What happens when a UK hospital experiences a power outage?
UPS power supplies at most hospitals do an admirable job of providing uninterrupted power. Unfortunately, however, a UPS system is simply a battery back-up.
What does this mean for the hospital’s power supply? It means the hospital will have 100% emergency power for a limited amount of time depending on the batteries used.
Some may provide power lasts for 10 minutes, some as much as 60 minutes, but without diesel generators back-up for those batteries the lights will fail for sure.
What if the power outage lasts all day, or more than a day? What about the critically ill patients for whom electrical power is literally a matter of life and death?
Continuous emergency power supplies are not an optional consideration for any hospital. When a Power Continuity Systems diesel generator is used to back-up the UPS battery system it becomes possible to provide unlimited power for all hospital operations for an indefinite period of time.
In a hospital environment, just a few seconds lost can adversely affect the outcome for many patients
It simply requires that the generator is refueled as necessary. Diesel generators can be refueled while in operation, preventing any lapse in power.
The hospital is covered 24/7, with no danger of a spike, brown-out or outage. That is an absolutely invaluable tool in a hospital setting.
Another issue that may arise with UPS power supplies is the fact that most of them can only run at a 75% Prime Power Rating, or less than full load. A prime power protection diesel generator is capable of running at full 100% or 100kVA load indefinitely.
How much could this affect a hospital’s patient care and security? Additionally, how much time does it take for the back-up power supplies to kick in and take over?
In a hospital environment, just a few seconds lost can adversely affect the outcome for many patients. It is also imperative that a hospital’s back-up stays on even after power is restored.
Sometimes power comes and goes when utility workers are attempting to restore power. The best system will remain on for at least five minutes after power is restored, just to verify that the surge is not temporary.
Full automation is the key; automatically turning on at the first sign of power failure and automatically turning off after a pre-set time period following restoration of public power. This is called active power and all hospitals should be equipped with this type of back-up system.
Having full power at all times is, of course, a mandatory requirement for any hospital. The need is arguably even greater in times of outage or disaster.
Anything that causes widespread or serious power outage will usually have other far-reaching effects. Accidents and crime increase exponentially, for example, in addition to any disaster that may have caused the power failure.
Life support and surgical theatres become even more important in these circumstances. Having a fully self-contained automatic power system that consists of both UPS battery and diesel generator back-up could allow a hospital to save many more lives in the course of an emergency situation.
Emergency, unforeseen situations can arise at any time and a hospital bears a responsibility to be fully prepared. The public depends on a hospital’s ability to provide emergency services whenever needed, in any circumstances.

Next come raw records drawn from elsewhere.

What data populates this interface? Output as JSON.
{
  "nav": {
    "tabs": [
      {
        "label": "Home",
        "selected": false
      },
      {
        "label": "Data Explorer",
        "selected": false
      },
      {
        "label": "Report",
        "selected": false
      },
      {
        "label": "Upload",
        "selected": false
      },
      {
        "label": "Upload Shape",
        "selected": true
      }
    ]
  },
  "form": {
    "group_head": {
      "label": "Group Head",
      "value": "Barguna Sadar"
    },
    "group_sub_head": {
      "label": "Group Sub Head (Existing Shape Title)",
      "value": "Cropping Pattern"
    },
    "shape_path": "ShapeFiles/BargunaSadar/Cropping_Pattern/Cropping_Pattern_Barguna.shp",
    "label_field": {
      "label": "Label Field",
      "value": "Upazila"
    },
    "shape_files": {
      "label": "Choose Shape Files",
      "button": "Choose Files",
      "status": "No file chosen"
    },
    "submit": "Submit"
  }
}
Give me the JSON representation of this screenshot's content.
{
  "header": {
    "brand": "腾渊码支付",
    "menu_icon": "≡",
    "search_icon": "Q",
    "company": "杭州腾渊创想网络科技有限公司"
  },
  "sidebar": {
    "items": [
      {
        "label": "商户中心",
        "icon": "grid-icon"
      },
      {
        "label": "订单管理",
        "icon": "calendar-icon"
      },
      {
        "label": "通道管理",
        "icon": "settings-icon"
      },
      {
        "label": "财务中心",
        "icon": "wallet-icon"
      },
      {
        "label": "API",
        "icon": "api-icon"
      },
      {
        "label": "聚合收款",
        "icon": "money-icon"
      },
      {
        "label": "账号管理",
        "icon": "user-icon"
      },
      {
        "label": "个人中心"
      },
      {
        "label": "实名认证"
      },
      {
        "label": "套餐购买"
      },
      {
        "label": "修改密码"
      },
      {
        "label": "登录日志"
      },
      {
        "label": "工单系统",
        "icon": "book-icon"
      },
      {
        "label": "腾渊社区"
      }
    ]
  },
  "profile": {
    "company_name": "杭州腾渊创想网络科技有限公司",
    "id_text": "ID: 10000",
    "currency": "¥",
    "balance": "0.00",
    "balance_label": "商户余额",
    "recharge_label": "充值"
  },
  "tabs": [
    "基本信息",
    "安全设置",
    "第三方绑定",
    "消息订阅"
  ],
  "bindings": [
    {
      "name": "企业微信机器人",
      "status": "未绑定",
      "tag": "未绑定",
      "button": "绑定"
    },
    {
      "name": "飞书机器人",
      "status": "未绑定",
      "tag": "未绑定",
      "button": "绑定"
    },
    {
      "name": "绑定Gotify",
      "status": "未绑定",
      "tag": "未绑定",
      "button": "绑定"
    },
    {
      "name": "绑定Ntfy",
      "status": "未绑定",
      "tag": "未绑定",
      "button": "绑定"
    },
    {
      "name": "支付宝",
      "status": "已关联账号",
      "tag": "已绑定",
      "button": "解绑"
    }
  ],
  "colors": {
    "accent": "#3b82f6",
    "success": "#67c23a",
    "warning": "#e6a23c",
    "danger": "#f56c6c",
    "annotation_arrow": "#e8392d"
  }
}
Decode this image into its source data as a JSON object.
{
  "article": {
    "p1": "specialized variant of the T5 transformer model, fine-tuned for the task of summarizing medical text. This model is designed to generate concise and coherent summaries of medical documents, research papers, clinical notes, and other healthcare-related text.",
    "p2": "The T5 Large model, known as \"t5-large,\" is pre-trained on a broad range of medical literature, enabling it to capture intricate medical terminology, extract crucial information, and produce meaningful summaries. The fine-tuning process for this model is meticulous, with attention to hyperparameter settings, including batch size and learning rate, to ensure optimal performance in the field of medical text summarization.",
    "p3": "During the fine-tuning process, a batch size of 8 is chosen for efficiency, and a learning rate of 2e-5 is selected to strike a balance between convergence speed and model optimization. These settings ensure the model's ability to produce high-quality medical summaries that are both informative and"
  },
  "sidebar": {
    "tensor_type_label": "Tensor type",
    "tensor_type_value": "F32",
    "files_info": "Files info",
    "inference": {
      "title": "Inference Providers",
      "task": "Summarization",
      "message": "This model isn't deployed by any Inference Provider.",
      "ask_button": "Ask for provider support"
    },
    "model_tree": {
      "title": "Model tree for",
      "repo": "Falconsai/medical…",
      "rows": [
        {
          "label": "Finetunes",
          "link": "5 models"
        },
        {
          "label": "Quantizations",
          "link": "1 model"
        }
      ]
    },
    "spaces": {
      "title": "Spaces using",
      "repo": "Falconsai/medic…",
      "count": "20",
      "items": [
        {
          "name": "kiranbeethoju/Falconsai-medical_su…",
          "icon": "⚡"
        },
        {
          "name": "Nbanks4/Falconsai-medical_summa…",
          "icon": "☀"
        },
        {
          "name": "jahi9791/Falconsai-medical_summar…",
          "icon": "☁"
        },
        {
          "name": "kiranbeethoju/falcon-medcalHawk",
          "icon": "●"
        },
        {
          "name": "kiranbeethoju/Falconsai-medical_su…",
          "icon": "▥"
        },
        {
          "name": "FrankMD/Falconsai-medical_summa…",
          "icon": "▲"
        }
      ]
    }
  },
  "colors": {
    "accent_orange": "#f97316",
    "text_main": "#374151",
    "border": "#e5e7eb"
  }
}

A hospital’s ability to treat its patients is severely compromised if its systems are inoperative due to a long-term power outage. Fortunately, systems can be designed specifically to accommodate the amount of power required to operate all hospital systems at full capacity.
Power Continuity Systems are the most experienced providers of active power systems in the emergency power business. After 25 years of custom design, installation and maintenance of power systems they are the UK’s go-to source for emergency power supply systems for hospitals.
Not bound by brand names, they use only the highest quality equipment that is best suited to a hospital’s needs. They can evaluate power needs in the event of outages or disasters and provide detailed plans for implementing a fully protective automatic system.